* **WHAT IS REQUIRED**
Find the lines below that contain "kind" and tally them. Return only the total.

(Stored records)
------------------------------------------------------------------------
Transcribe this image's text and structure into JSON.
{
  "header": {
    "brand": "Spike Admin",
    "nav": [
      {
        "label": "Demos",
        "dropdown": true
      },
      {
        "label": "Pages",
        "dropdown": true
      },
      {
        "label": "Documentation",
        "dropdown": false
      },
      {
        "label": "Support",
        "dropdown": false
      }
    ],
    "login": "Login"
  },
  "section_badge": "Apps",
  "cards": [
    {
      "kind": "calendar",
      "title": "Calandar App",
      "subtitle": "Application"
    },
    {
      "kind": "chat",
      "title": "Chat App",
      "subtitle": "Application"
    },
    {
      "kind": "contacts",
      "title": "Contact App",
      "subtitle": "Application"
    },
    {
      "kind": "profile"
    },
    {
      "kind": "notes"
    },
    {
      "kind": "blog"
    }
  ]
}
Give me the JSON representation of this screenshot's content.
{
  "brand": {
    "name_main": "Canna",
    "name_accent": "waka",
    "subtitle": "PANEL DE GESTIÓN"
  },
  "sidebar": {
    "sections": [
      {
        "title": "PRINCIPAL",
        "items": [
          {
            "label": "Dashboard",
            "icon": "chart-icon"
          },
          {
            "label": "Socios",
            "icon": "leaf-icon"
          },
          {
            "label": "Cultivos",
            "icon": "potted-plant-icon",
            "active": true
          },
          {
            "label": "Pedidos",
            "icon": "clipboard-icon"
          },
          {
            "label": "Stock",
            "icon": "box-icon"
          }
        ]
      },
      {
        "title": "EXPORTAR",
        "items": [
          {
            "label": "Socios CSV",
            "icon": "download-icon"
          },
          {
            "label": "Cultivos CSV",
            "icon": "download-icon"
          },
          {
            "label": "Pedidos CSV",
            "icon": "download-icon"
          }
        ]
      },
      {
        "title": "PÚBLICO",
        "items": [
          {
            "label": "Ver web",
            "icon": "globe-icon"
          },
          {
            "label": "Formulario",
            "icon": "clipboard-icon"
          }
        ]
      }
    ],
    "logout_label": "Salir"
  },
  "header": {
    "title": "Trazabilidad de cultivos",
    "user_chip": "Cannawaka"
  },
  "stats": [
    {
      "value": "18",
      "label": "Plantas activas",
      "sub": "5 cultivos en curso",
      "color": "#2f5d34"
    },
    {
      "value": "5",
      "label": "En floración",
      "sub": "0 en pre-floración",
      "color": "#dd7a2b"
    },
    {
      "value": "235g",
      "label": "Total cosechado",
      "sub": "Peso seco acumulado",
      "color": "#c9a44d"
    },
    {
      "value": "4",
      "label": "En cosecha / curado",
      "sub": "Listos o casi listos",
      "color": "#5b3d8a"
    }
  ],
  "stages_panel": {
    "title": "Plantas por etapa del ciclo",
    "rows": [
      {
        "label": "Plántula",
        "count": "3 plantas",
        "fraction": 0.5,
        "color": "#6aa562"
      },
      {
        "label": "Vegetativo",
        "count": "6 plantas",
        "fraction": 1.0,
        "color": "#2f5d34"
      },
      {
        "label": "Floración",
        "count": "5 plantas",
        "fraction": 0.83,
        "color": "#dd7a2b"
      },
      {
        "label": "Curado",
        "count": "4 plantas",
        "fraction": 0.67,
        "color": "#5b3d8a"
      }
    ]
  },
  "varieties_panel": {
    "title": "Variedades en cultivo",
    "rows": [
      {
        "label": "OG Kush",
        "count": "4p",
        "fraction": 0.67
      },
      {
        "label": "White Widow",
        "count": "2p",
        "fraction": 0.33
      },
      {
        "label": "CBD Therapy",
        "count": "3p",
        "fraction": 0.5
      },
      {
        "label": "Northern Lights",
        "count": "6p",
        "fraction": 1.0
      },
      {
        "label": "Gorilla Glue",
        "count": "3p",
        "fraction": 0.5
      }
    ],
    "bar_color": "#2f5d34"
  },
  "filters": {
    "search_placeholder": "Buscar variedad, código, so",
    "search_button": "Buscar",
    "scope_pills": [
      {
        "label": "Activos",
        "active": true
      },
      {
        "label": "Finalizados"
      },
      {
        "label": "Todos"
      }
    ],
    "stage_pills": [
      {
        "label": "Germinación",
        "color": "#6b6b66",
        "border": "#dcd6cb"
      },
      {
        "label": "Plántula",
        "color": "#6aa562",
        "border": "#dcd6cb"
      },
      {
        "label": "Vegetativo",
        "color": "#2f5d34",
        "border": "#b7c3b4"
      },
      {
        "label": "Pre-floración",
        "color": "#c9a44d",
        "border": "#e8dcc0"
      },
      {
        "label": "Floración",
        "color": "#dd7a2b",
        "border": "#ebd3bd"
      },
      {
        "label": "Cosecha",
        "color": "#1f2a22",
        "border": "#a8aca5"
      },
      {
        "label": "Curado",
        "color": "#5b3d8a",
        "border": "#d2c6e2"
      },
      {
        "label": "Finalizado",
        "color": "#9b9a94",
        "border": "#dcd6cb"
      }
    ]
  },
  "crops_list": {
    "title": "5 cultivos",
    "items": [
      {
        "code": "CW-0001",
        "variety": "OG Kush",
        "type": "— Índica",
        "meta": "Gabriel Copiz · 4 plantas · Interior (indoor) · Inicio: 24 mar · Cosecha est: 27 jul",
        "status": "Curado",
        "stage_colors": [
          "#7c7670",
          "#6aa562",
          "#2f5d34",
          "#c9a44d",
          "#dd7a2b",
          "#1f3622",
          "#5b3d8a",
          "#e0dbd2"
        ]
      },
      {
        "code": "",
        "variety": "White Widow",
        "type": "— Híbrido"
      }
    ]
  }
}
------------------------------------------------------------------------
* **EXERCISE RESULT**
6